The direct analogue process records the light collected from each straw onto a piece of paper secured to the back of the camera. The camera gives a direct 1:1 view of the subject that is placed before it, however it translates the image to one that mirrors that of pointillist painting, breaking the subject into thousands of little dots.
“In a world beset by selfies with their immediate gratification, and HD television in all its glory feeding our visual appetite, a Straw Camera image of an individual, with its engineering projection and disappearance of the subject into the near fog of visual capture, gives the viewer a glimpse of just how transitory perception is,” said Cliff about the camera.
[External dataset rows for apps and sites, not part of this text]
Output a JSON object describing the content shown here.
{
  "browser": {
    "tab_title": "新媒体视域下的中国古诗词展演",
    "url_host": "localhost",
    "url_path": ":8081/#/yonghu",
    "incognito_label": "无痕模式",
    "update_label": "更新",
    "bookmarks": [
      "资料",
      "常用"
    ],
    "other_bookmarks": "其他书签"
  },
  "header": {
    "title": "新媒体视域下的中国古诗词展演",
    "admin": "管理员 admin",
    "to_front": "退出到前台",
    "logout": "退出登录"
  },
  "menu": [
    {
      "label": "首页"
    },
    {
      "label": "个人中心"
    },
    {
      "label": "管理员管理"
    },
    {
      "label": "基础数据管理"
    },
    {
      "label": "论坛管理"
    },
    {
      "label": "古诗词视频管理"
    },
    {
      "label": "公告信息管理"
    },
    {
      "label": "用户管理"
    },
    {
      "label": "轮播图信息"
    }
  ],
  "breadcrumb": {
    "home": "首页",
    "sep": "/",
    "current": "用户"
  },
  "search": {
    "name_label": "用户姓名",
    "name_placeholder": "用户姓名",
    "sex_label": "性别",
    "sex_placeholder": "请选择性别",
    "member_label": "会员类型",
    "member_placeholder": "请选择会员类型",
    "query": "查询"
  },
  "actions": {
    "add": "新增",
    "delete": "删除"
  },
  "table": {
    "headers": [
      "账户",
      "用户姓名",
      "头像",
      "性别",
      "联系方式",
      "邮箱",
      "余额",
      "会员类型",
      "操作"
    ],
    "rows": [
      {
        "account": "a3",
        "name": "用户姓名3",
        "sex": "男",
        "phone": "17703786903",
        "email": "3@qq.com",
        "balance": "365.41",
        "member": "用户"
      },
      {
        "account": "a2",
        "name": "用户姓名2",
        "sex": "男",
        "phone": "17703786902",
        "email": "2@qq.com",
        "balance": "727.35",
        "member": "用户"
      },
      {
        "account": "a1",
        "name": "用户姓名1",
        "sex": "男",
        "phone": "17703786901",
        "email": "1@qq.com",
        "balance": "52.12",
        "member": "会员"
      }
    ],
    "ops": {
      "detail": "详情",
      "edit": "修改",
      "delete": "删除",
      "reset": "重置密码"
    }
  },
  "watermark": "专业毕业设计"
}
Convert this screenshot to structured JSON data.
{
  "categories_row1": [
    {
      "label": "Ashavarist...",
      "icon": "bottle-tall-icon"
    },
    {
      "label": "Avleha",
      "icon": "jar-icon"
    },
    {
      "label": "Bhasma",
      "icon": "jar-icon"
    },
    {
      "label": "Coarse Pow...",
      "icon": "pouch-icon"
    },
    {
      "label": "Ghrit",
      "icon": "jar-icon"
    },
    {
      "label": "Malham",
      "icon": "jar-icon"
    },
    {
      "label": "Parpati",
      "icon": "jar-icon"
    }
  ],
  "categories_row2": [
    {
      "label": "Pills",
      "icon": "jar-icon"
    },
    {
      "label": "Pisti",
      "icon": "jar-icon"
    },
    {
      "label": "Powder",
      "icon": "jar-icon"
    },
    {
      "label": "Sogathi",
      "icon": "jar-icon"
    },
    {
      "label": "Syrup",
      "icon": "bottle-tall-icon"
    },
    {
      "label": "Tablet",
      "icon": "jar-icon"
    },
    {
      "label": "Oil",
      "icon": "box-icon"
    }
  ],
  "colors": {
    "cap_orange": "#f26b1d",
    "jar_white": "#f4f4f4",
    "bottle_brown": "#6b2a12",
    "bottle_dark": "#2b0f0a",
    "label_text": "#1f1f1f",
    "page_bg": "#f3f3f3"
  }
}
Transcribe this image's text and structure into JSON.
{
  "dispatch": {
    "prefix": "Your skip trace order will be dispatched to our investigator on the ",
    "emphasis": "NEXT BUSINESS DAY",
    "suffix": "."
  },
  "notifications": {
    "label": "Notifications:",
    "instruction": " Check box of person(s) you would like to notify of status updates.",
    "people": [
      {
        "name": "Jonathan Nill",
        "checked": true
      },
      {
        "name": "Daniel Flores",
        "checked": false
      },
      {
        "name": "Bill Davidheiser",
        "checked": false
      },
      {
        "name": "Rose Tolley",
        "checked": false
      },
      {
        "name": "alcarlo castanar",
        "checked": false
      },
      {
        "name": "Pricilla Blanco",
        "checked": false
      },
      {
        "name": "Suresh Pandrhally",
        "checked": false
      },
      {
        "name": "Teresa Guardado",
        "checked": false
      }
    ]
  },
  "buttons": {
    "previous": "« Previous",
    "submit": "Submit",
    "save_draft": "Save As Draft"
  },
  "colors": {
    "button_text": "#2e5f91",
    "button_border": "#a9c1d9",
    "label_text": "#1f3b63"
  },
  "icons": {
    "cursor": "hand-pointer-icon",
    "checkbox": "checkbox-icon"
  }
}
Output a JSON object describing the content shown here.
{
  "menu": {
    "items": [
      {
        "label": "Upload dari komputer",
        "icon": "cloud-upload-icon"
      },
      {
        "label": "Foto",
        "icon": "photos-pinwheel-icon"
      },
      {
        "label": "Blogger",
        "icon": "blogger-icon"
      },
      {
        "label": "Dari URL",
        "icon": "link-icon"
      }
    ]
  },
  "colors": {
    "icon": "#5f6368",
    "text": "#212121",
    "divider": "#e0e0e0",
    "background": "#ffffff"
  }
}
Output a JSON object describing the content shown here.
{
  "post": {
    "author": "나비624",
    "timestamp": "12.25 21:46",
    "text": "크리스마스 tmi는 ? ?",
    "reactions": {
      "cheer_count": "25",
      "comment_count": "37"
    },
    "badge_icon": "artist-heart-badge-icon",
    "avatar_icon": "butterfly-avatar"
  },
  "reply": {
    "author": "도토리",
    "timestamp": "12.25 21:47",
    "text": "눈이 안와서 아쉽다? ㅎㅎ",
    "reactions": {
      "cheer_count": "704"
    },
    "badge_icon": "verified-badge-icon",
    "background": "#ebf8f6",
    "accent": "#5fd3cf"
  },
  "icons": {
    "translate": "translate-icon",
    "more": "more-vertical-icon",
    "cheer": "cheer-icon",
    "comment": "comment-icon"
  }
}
Do stories and artists like this matter to you? Become a Colossal Member today and support independent arts publishing for as little as $5 per month. You'll connect with a community of like-minded readers who are passionate about contemporary art, read articles and newsletters ad-free, sustain our interview series, get discounts and early access to our limited-edition print releases, and much more. Join now!